Under the CARES act, homeowners can claim mortgage forbearance due to financial hardship from COVID-19 for up to 12 months without requiring any documentation or verification. During the forbearance period, mortgage lenders cannot charge late fees or penalties.

Additionally, as long as your mortgage is current at the time you claim forbearance, the lender is required to keep reporting your mortgage as paid current throughout the entire period.

At the end of the forbearance, the CARES act protects consumers from having to make a lump sum payment. Instead, you will be given a repayment plan from your provider. Since repayment options vary, it's important you ask your provider about all of your repayment options.

Possible Repayment Options:

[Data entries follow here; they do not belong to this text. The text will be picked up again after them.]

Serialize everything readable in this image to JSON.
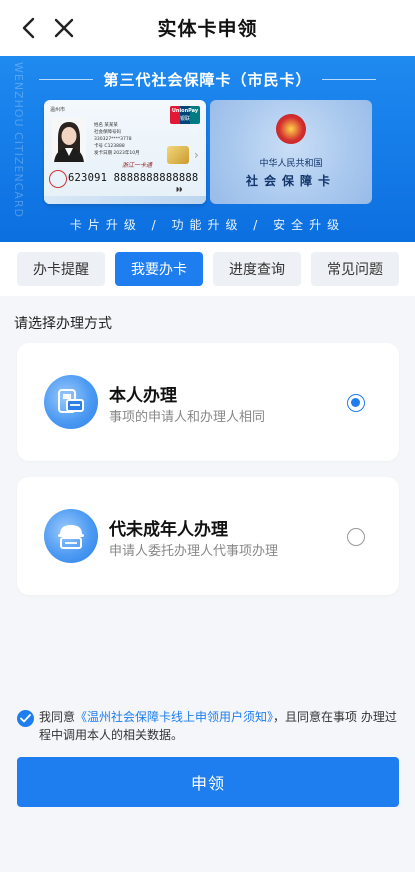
{
  "header": {
    "title": "实体卡申领",
    "back_icon": "chevron-left-icon",
    "close_icon": "close-icon"
  },
  "banner": {
    "side_text": "WENZHOU CITIZENCARD",
    "title": "第三代社会保障卡（市民卡）",
    "footer": "卡片升级 / 功能升级 / 安全升级",
    "card_front": {
      "top_label": "温州市",
      "info_lines": [
        "姓名 某某某",
        "社会保障号码 330327****3778",
        "卡号 C123888",
        "发卡日期 2023年10月"
      ],
      "union_top": "UnionPay",
      "union_bottom": "银联",
      "signature": "浙江一卡通",
      "card_number": "623091 8888888888888"
    },
    "card_back": {
      "line1": "中华人民共和国",
      "line2": "社会保障卡"
    }
  },
  "tabs": [
    {
      "label": "办卡提醒",
      "active": false
    },
    {
      "label": "我要办卡",
      "active": true
    },
    {
      "label": "进度查询",
      "active": false
    },
    {
      "label": "常见问题",
      "active": false
    }
  ],
  "section_label": "请选择办理方式",
  "options": [
    {
      "title": "本人办理",
      "desc": "事项的申请人和办理人相同",
      "checked": true,
      "icon": "id-card-icon"
    },
    {
      "title": "代未成年人办理",
      "desc": "申请人委托办理人代事项办理",
      "checked": false,
      "icon": "minor-proxy-icon"
    }
  ],
  "agreement": {
    "prefix": "我同意",
    "link": "《温州社会保障卡线上申领用户须知》",
    "suffix": "，且同意在事项 办理过程中调用本人的相关数据。",
    "checked": true
  },
  "submit_label": "申领",
  "colors": {
    "accent": "#1e7ef0",
    "banner": "#1683ef",
    "background": "#f4f6f9"
  }
}
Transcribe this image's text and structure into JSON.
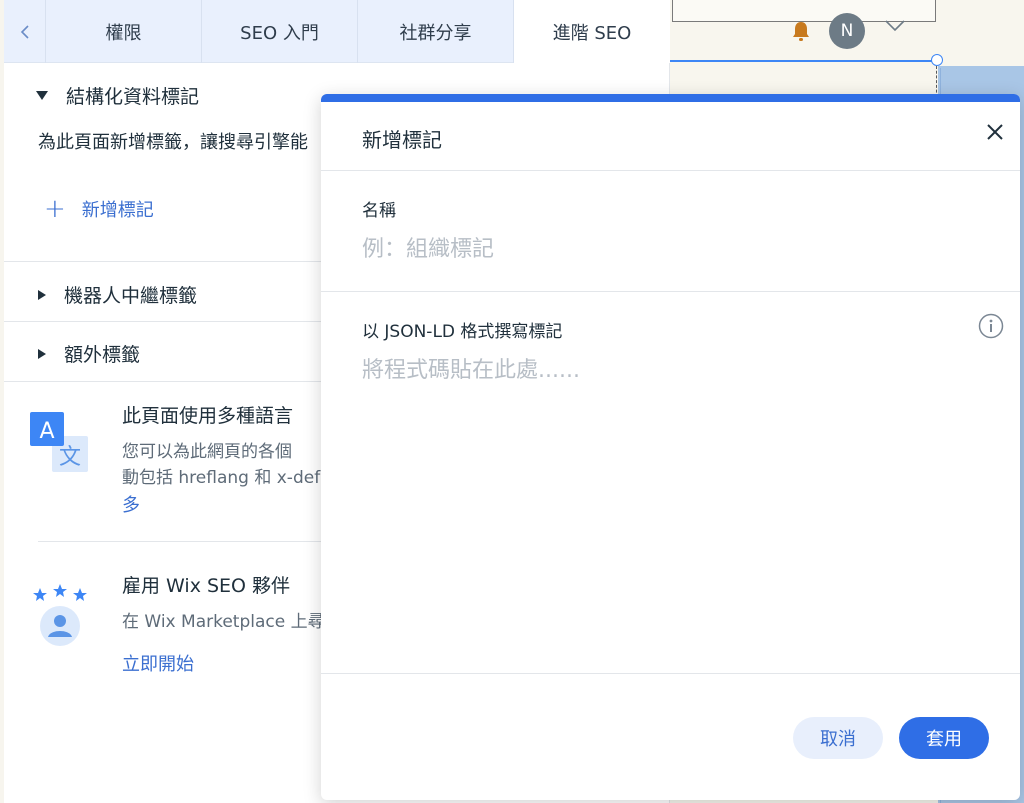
{
  "header": {
    "avatar_letter": "N",
    "tabs": [
      {
        "label": "權限"
      },
      {
        "label": "SEO 入門"
      },
      {
        "label": "社群分享"
      },
      {
        "label": "進階 SEO"
      }
    ]
  },
  "panel": {
    "structured_data": {
      "title": "結構化資料標記",
      "description": "為此頁面新增標籤，讓搜尋引擎能",
      "add_label": "新增標記"
    },
    "robots": {
      "title": "機器人中繼標籤"
    },
    "additional": {
      "title": "額外標籤"
    },
    "multilingual": {
      "title": "此頁面使用多種語言",
      "line1": "您可以為此網頁的各個",
      "line2": "動包括 hreflang 和 x-def",
      "line3": "多"
    },
    "hire": {
      "title": "雇用 Wix SEO 夥伴",
      "text": "在 Wix Marketplace 上尋",
      "link": "立即開始"
    }
  },
  "dialog": {
    "title": "新增標記",
    "name_label": "名稱",
    "name_placeholder": "例：組織標記",
    "markup_label": "以 JSON-LD 格式撰寫標記",
    "markup_placeholder": "將程式碼貼在此處......",
    "cancel_label": "取消",
    "apply_label": "套用"
  },
  "colors": {
    "accent": "#2f6ee6",
    "link": "#3b6fd0",
    "tab_bg": "#e9f0fd"
  }
}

You may be eligible for a loan modification at the end of your forbearance. With modification, the mortgage terms are changed in order to add payments that were missed during the forbearance onto the end of the loan, extending the term.

Another option that may work for some is a reduced payment option. This allows you to keep paying monthly payments at a reduced amount. The amount missed is usually added back into the monthly payments at the end of the forbearance.

For example:

Regular payment: $1000 per month

Reduced payment: $500 per month

Payment after forbearance period: $1500 (until caught up)

Balloon payments, or lump sum payments at the end of the forbearance, are prohibited under the CARES Act. However, mortgage lenders may require homeowners who are not protected under the CARES Act to make a balloon payment at the end, so again it is best to check first with your provider.

Mortgage forbearance should only be considered in true financial hardship. In other words, just because of the pandemic, you should not take a forbearance on your mortgage if you can still afford your payments. Likewise, if you are able to start making payments before the forbearance period is up, it's best to do so as soon as possible.

The Next Steps:

Before you get in touch with your mortgage servicer, save time by gathering as much documentation about the mortgage as you can. Also, be ready to list your income and monthly expenses. Due to an influx in calls, financial institutions are experiencing extremely long wait times right now, and having your information at the ready will help.

Have questions ready to ask. Here are some questions you should be asking:

  • What fees are associated with the forbearance?
  • What are all the repayment options available to you at the end of the forbearance?
  • Will you be charged interest during the forbearance period?

If your forbearance is approved, make sure to keep all documentation pertaining to it. Make sure to cancel any automatic payments to the mortgage during the forbearance period, and keep tabs on your credit report to make sure your lender doesn't report the loan as unpaid.


For more information on forbearance, contact your lender and discuss your options. If you need more assistance with understanding your options, you can contact a local agent for the housing counseling agency, or call their hotline at 1-800-569-4287.